In Conrad Williams’ ONE, a man crosses England through a fried landscape trying to find his son. His world is so detailed and realistically portrayed that you can almost taste the ash in the air. In my novel TOOTH AND NAIL, a story about a military unit deployed in New York City during the zombie apocalypse, I went all out for realism: In real life, soldiers get PTSD, vomit at the site of extreme gore, panic, refuse to shoot civilians, etc. Rifles jam, smoke obscures visibility, people communicate by radio, operations are planned, choices in decision-making create ethical dilemmas, etc. This realism flavors the novel and makes it even more gritty, dark, disturbing. Although some readers believe I am former military, I have never served. Instead, I did meticulous research, reading dozens of actual military manuals and other publications to learn the basics of small unit tactics, hand signals, radio protocols, equipment, slang, weapons, formations, chain of command, etc.
8. Innovate. To create a zombie story, the author of course needs to create zombies and set up the rules governing their behavior. Do your zombies shamble, run, or both? Are they living or undead? Are they cannibals? Are they attracted by sight, sound, hearing or all of the above? You can make almost any type of zombie work, as long as it is part of a story that is well told. Whatever you do, be consistent. If the zombies are attracted by sound only, they must always be attracted by sound, and nothing else, and the survivors should learn and exploit this at some point.
While consistency is important, however, once the reader understands the rules of your universe, things can get a bit predictable. For this reason, the story might be better if another threat were added, raising the stakes for the survivors.
The threat can come from any number of directions. It can be a ticking time bomb imposed by an unmanaged nuclear reactor in the region melting down, or an airstrike that will arrive at a certain time. It can be the zombies themselves, as in Ben Tripp’s RISE AGAIN, in which the zombies evolve from dumb shamblers into runners hunting in packs. In my novel THE INFECTION, I added monsters that evolve alongside the zombies.
Many writers are tempted to add a human threat; the back cover of these books often says something about our fellow man being more dangerous than zombies. The threat might ultimately manifest as a traitor in the group of survivors, or rogue soldiers, or a biker gang. Because people are less predictable than zombies, many writers use this to raise the stakes. This can be effective, but again, try to avoid contrived conflict.
Whatever you decide, do not be afraid to innovate. In fact, I would say this is the mark of a great zombie story. The basic zombie formula works, and works well, but should be spiced with some type of innovation or twist so that it does not become too predictable.
9. You don’t have to explain everything.

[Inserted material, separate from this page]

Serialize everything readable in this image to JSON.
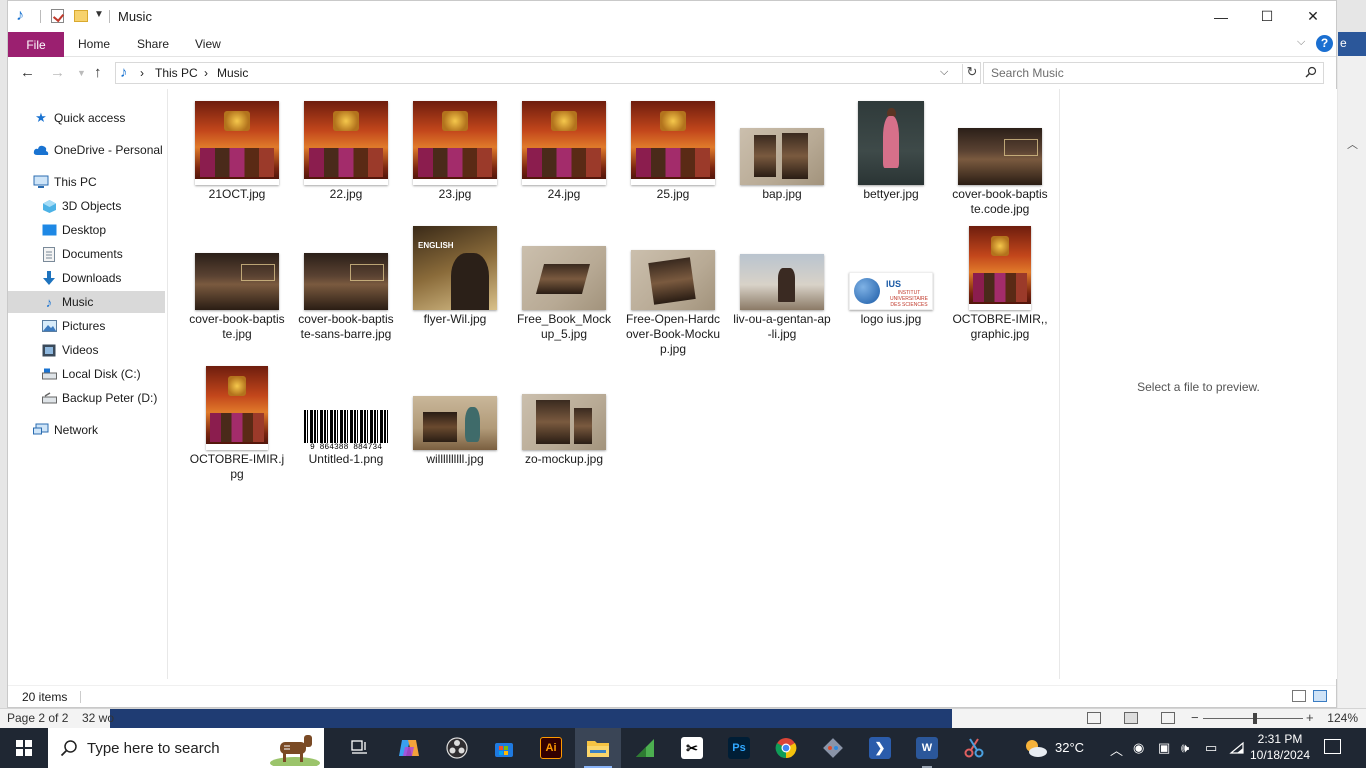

In Romero’s seminal NIGHT OF THE LIVING DEAD, the cause of the dead rising is never explained. Instead, it is hinted that the return of a satellite seeded the earth with some type of virus.
If the outbreak is sudden, and happens overnight, the survivors will not know what caused it, and the reader should not know more than them. If the outbreak is slow, and happens over a long time, many people will have access to information about the pandemic, and may or may not as a result have some type of explanation for it.
In any case, restrict the reader’s knowledge to that of your characters. You can hint at the big picture, tease, titillate, but you do not have to reveal everything.
10. Be prepared to promote your work. While this last bit of advice is not related to craft, it is essential that every aspiring writer understand that they will have to learn to promote themselves and their work as part of the game of being published and selling books.
And on a final note, good luck!